This method of re-narrating the history of “civilization,” meanwhile, ends up creating a distinctive, and awkward, style:

 This [insistence on synopsis] is part of what gives the crisis of man canon its painfully laborious character for readers. An author will carry a thesis summarizable in a sentence or in five pages through two volumes. … To protect civilization at its moment of danger, you, the reader, must hear of it; to find the flaw that endangered this civilization, he, the intellectual, must relive it.

 Things get worse from here. It’s not only the method and the style of the discourse, Greif points out, but its substance, that hobbles it at every turn. The universalism of “man,” to begin with, quite obviously masks the specificity of “woman,” and it turns out, over and over, essentially to mean “white man.” As he puts it, “Was there no ‘crisis of woman’? No ‘crisis of color’ in a country where W. E. B. DuBois editedThe Crisis until 1934?” Greif does yeoman’s work in showing how figures like Simone de Beauvoir and Betty Friedan tried to explode the discourse from within; in a chapter on the 1960s he traces a fascinating mutation of the language of “man” into the language of “the man,” where the whiteness and conformism of “man” is exposed at the level of vernacular speech. But the interest and the political force of feminist and antiracist languages, he implicitly admits, lay in their power to create completely other ways of thinking and talking, not in their ability to change the crisis-of-man jargon.

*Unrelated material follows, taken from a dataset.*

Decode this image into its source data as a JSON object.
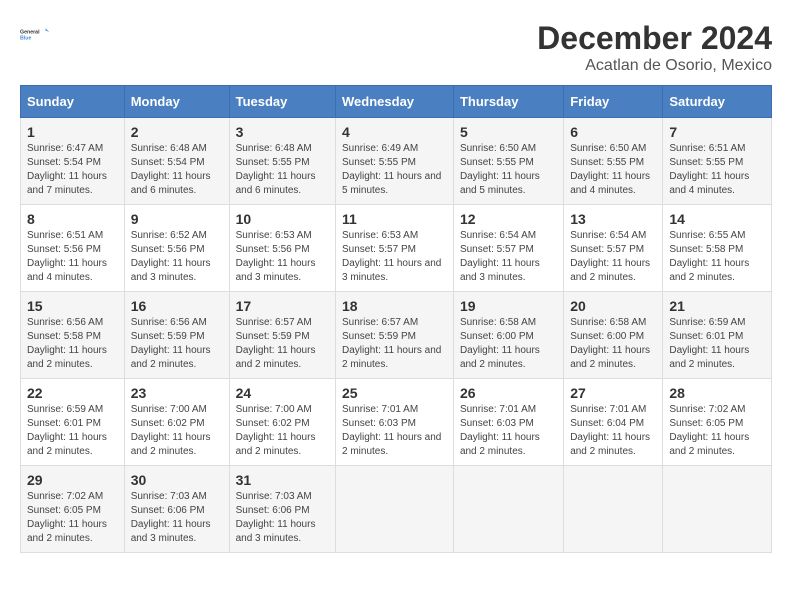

There are other political and historiographical problems with the discourse worth noting as well.. read more: